● **ASSIGNED TASK**: Copy each line of the listing where the word "Deluxe" can be found.

● **EXCERPTED RECORDS**:
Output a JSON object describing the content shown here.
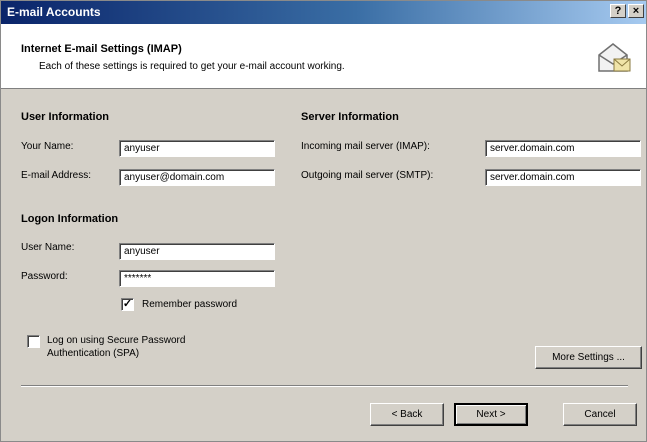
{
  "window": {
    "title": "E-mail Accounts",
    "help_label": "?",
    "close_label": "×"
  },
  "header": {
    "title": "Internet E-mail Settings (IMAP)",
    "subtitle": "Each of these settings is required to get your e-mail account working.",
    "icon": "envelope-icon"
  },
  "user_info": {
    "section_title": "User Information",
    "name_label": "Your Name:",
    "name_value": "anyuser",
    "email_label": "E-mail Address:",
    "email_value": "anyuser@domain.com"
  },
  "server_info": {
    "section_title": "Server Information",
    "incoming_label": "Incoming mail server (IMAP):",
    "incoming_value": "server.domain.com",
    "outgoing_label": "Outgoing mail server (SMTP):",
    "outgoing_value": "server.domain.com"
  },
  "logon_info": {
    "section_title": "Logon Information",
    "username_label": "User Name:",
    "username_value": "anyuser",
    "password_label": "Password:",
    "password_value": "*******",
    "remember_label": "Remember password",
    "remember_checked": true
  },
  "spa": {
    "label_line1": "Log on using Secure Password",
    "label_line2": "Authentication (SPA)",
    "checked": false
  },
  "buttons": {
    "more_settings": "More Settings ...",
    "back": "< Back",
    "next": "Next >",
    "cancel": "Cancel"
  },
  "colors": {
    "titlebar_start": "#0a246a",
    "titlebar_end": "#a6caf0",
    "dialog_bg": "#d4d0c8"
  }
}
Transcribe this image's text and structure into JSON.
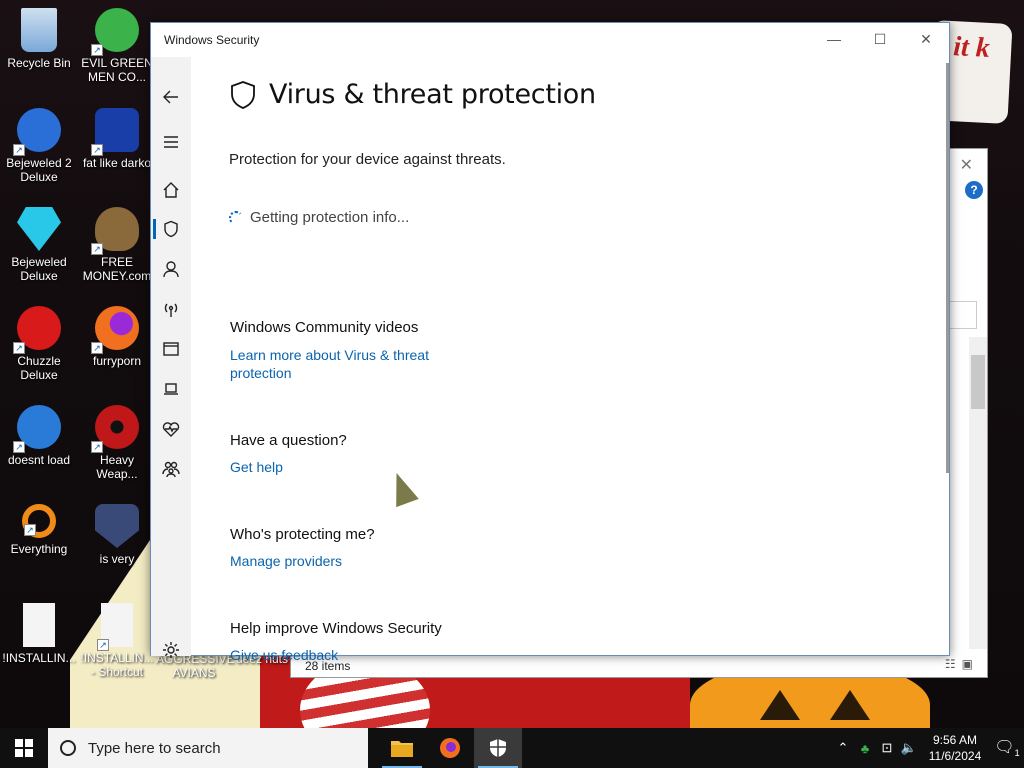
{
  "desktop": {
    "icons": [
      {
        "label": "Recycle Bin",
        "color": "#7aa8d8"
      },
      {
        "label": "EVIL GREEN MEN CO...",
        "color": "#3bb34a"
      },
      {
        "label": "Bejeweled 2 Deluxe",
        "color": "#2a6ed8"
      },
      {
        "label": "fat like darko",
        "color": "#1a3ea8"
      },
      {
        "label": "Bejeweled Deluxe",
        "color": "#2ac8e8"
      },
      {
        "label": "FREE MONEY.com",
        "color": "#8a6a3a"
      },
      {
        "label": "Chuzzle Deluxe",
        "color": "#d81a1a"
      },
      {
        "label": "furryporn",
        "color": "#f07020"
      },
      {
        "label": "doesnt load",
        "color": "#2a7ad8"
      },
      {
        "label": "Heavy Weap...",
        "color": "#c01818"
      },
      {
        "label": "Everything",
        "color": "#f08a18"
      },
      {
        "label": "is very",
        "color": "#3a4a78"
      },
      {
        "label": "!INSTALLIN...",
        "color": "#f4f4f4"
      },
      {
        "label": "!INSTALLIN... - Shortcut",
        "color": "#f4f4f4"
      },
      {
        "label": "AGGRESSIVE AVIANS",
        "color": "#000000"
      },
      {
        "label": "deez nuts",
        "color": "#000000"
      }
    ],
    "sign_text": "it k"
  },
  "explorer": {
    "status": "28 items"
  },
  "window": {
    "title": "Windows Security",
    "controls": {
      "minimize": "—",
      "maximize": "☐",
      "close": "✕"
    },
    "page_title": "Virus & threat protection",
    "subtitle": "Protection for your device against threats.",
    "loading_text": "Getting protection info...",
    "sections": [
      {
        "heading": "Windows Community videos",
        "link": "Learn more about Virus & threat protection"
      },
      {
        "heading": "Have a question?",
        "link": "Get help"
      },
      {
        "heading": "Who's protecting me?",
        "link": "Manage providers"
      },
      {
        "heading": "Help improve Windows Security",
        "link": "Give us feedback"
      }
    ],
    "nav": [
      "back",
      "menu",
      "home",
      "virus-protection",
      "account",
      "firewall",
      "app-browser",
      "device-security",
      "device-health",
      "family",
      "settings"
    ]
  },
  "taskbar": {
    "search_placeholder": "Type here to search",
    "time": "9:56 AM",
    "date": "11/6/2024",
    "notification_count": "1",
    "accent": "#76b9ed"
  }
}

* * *

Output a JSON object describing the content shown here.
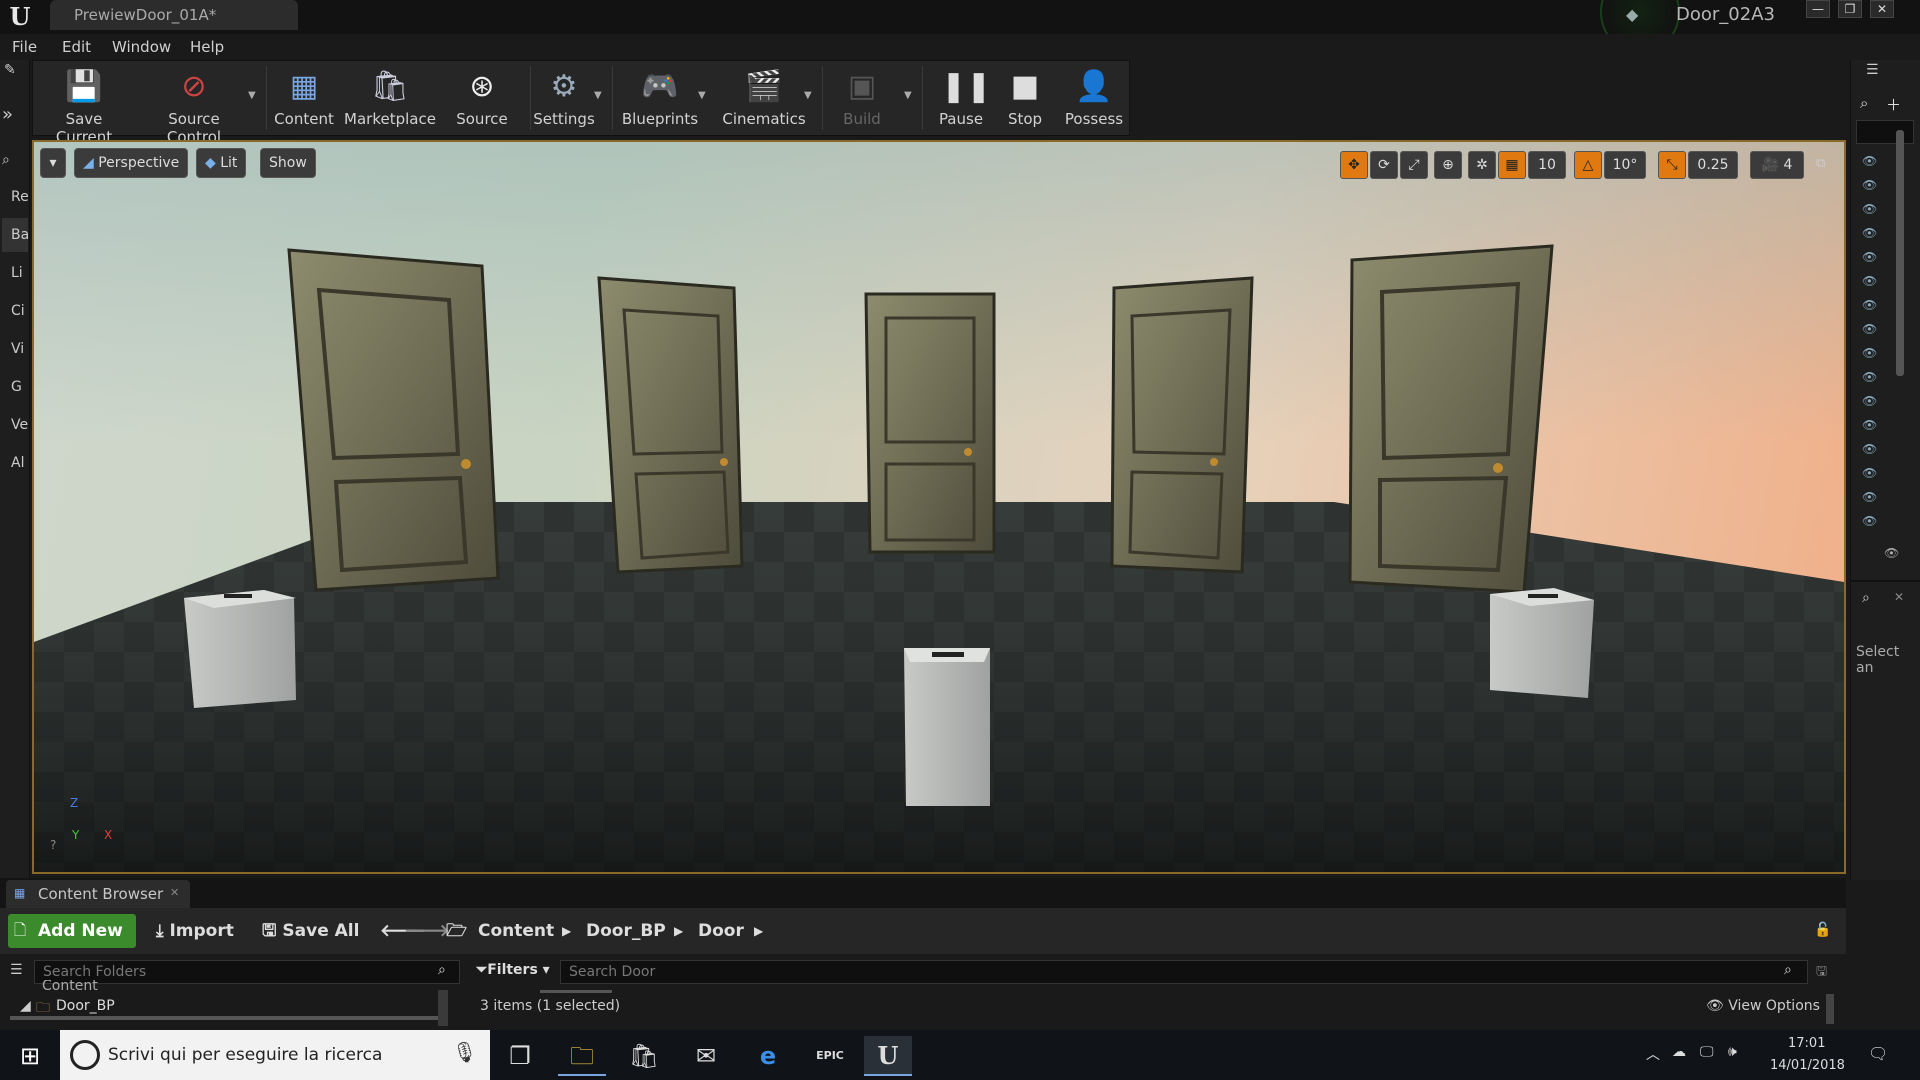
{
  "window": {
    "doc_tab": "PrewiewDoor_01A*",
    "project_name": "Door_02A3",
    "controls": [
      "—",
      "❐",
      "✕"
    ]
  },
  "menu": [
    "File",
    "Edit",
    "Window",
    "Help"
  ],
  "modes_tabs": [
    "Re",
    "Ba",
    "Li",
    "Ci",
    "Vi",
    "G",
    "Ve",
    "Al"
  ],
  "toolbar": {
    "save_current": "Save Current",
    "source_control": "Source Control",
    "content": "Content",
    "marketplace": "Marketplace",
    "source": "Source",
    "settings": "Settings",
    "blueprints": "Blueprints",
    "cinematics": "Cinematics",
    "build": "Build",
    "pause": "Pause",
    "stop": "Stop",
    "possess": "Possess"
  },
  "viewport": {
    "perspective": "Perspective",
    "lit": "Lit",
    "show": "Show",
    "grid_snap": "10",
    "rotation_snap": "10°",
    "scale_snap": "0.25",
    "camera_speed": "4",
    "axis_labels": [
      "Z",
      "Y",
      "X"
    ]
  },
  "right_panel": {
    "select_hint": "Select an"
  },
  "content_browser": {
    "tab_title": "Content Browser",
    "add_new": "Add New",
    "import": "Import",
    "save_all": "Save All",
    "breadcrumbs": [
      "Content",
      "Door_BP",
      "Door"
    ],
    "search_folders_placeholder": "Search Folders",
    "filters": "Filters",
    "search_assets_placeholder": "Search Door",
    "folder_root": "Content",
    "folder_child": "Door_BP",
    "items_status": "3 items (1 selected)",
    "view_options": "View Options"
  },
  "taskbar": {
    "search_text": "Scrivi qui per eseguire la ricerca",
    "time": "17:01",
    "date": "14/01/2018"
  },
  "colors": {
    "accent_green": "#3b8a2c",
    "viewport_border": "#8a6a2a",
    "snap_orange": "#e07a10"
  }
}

● **YOUR SOLUTION**:
        "label": "Bejeweled 2 Deluxe",
        "label": "Bejeweled Deluxe",
        "label": "Chuzzle Deluxe",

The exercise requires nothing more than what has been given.